The Syrian Observatory for Human Rights claimed the attack killed six people - four regime soldiers and two Iran-backed fighters.
The missiles struck warehouses and sites linked to Iran-backed militias.
The strikes also caused material damage near the capital, Sana news agency quoted a military source as saying.
Israel regularly strikes Iran-linked sites in neighbouring Syria, including munition facilities near the capital.
Damascus shot down several missiles during the attack, it added, while an AFP correspondent reported hearing explosions near the capital.
Israel rarely publicly acknowledges such operations but has repeatedly warned it would act against growing Iranian influence in the region.
Israel has struck Syria 22 times this year, SOHR said, killing 59 people.
It said 24 of the dead are regime soldiers, while 22 were foreign nationals, part of Iran-affiliated militias.
Six members of Iran's Islamic Revolutionary Guard Corps and two civilians have also been killed in Israeli strikes, according to the human rights monitor.
On July 19, Israeli air strikes near Damascus killed three pro-government fighters and wounded four others, a war monitor said at the time.
A wave of Israeli air strikes were reported in Homs earlier in July.
An Israeli military spokesman said warplanes targeted a Syrian air defence battery from which an anti-aircraft missile was launched towards Israel.
A strike in May also forced Aleppo airport to close.
Israel's Defence Minister Yoav Gallant said Israeli strikes in Syria have doubled under the new government.
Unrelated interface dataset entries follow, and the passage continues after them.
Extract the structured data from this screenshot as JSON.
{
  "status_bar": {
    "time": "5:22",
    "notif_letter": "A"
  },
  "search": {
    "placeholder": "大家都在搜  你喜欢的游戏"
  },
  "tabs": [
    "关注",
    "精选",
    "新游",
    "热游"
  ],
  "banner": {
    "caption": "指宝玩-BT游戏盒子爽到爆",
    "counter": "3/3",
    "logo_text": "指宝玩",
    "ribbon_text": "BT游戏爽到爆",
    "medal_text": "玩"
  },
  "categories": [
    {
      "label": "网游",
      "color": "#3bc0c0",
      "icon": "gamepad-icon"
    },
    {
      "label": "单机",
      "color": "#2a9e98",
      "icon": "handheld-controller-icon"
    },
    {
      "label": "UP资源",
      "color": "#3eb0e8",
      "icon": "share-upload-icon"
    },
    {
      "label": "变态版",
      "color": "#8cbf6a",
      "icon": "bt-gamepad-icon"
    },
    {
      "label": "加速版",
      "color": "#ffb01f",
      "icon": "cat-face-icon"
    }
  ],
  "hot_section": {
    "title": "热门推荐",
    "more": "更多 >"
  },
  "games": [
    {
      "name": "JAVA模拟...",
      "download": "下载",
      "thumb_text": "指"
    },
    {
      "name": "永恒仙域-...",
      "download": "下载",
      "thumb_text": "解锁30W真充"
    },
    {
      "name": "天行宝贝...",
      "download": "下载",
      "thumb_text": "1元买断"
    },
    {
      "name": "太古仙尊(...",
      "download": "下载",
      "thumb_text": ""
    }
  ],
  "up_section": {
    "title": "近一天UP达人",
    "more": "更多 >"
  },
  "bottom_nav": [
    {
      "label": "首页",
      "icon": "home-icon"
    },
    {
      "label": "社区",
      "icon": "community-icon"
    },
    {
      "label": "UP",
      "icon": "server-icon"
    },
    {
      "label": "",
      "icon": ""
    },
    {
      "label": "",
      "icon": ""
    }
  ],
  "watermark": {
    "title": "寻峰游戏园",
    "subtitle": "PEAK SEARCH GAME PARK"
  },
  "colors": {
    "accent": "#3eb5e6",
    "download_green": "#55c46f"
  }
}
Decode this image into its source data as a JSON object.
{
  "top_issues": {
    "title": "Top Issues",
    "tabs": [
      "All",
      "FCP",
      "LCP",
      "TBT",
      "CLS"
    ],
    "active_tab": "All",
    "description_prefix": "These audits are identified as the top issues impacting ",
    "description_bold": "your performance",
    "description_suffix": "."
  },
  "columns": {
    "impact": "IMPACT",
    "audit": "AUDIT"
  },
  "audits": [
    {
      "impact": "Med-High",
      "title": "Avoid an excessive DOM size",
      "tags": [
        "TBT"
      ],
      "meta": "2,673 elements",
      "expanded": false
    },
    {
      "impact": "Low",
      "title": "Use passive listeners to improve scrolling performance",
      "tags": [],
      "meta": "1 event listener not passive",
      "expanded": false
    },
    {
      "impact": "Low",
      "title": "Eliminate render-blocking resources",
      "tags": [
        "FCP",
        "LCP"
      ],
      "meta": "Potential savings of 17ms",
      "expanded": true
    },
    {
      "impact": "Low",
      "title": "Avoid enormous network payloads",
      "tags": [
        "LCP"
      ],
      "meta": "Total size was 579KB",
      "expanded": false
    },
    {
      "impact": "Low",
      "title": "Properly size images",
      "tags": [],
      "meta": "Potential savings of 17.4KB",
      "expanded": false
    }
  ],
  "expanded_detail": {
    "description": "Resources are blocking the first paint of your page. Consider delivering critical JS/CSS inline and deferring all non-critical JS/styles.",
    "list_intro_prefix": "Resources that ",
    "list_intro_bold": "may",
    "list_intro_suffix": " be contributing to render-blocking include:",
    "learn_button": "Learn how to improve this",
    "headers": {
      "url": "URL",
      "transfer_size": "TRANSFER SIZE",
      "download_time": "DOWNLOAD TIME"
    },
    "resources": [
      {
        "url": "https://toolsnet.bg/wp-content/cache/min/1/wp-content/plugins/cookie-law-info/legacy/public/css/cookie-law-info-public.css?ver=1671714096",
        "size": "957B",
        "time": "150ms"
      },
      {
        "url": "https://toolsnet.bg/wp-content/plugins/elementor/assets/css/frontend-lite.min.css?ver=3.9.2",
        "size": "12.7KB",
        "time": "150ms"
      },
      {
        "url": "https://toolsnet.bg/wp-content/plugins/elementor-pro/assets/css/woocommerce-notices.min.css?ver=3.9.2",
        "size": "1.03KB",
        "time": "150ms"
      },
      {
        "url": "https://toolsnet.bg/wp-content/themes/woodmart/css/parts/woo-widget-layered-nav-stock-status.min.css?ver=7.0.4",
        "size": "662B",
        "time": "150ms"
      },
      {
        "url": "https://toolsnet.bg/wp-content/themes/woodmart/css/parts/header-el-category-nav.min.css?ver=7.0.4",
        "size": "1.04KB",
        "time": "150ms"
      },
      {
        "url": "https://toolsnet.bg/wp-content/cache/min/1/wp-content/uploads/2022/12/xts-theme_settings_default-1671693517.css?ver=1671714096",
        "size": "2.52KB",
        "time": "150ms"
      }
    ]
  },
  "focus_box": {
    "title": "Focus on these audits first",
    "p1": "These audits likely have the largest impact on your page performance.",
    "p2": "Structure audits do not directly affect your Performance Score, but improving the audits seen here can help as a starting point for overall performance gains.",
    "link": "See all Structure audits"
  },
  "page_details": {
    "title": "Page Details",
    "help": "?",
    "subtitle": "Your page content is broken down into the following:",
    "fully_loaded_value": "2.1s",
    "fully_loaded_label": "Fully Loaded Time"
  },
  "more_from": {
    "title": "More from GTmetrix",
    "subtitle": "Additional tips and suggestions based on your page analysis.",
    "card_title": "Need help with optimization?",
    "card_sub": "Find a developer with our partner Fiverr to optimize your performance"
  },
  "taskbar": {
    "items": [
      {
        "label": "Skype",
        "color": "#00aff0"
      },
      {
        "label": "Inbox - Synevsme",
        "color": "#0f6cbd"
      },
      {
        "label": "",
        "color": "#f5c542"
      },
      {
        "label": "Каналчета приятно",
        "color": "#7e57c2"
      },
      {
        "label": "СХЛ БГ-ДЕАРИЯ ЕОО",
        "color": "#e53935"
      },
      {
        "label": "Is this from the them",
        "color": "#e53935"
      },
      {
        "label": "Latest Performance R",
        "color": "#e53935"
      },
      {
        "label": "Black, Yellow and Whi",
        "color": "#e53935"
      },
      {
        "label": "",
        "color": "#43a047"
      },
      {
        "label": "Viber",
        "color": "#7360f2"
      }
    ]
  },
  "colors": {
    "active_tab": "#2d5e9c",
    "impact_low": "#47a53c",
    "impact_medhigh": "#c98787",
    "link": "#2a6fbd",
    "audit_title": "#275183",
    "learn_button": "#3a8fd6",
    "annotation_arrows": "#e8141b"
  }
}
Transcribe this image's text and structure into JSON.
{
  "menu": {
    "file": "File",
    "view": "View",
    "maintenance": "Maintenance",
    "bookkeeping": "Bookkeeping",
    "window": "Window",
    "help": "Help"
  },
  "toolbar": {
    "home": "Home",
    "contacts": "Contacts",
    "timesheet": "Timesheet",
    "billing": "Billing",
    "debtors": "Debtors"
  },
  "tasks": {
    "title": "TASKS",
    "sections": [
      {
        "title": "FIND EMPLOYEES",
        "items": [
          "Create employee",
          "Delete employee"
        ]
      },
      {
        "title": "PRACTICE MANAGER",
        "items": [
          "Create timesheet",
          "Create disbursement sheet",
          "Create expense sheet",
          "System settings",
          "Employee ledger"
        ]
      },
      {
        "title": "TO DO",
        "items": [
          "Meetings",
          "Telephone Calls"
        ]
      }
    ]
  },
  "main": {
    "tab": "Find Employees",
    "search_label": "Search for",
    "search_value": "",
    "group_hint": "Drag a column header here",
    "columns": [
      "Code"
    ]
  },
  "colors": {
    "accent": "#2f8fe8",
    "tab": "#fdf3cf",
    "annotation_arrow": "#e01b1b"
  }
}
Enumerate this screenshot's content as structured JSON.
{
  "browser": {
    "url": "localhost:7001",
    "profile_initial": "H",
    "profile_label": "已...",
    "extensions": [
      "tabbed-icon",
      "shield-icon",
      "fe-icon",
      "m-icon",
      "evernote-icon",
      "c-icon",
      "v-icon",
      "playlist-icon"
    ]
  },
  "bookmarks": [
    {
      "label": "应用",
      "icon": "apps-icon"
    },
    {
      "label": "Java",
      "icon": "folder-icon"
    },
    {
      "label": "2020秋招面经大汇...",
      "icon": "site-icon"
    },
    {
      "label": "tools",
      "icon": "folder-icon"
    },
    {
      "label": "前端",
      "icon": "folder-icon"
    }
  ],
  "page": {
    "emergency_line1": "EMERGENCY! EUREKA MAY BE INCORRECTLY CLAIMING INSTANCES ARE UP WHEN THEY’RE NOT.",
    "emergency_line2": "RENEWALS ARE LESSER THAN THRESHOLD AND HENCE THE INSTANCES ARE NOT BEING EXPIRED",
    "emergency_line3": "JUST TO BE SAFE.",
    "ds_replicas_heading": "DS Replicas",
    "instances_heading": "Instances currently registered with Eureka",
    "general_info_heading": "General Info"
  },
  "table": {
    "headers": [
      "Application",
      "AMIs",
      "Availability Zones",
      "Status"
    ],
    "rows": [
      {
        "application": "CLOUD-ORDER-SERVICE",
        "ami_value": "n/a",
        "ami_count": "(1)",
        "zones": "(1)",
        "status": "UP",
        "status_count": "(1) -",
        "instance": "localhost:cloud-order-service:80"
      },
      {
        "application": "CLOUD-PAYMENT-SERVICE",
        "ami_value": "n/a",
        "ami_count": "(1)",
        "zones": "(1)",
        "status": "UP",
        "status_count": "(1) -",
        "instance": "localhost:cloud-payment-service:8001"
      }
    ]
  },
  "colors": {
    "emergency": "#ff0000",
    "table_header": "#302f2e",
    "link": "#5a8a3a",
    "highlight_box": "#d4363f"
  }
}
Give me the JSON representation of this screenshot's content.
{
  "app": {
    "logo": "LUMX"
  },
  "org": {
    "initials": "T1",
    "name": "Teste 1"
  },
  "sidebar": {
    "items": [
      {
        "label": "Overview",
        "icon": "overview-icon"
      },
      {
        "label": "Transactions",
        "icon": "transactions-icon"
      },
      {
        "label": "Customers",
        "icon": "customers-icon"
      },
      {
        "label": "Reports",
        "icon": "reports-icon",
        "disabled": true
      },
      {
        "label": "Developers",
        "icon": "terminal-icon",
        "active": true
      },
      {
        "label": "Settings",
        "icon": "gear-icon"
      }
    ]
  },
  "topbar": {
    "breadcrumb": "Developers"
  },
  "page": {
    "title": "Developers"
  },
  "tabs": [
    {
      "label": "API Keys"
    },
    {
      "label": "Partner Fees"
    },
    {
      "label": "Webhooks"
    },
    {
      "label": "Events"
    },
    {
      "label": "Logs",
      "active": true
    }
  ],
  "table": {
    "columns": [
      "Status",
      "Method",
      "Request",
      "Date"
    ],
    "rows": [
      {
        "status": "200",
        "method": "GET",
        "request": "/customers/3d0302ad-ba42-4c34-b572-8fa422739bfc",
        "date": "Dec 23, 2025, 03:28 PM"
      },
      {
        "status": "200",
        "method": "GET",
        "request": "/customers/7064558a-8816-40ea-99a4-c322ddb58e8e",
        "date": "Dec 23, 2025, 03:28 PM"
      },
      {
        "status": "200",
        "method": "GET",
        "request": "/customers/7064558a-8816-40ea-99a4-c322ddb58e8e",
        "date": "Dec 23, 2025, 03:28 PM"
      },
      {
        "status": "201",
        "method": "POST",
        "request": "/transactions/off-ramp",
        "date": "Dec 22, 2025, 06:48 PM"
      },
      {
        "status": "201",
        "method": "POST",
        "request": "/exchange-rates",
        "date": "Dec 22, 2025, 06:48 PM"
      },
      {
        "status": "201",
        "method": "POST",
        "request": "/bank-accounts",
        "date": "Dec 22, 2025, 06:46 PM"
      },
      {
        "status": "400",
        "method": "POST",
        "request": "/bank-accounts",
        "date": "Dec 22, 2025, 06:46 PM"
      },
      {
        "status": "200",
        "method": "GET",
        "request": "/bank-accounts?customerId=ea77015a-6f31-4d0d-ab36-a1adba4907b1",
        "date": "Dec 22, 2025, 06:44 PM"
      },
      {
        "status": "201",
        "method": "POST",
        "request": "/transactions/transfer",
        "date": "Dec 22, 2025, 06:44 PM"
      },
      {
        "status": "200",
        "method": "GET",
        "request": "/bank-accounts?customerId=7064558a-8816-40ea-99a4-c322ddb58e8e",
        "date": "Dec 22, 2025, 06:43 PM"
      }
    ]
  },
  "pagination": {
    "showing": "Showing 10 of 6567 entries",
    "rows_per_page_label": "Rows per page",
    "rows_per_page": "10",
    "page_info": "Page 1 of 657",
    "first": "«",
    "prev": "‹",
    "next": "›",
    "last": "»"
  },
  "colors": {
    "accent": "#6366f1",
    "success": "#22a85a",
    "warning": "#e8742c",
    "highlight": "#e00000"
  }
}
They aim to damage Iran's intelligence capabilities and prevent its Islamic Revolutionary Guard Corps from becoming established near the border with Israel, Mr Gallant told a security conference in May.
Damascus has previously admitted to its soldiers being killed in Israeli strikes.
One soldier was among five people killed in a missile attack on central Damascus in February, while an army colonel was killed in another strike in February.
Tehran's influence has grown in Syria since the conflict started in Syria in 2011.
Iran-linked groups, including Lebanese Hezbollah, have a significant presence in different parts of the country, including areas around the capital Damascus.
In April, the former head of Israel's National Security Council Maj Gen Yaakov Amidror said the country must "prepare for war” with Iran as it continues to grow its nuclear programme, and said it may have to strike its enemy "without American support”.
It was one of several warnings made by Israeli officials against Iran in recent months.
Mr Gallant warned that Iran's growing nuclear enrichment could "ignite the region”.
Israel announced last month that it had shut down a major cryptocurrency network funding Iran-linked groups.
The operation – the first of its kind – targeted digital wallets linked to the Islamic Revolutionary Guard Corp's elite Quds force and Hezbollah, according to Mr Gallant.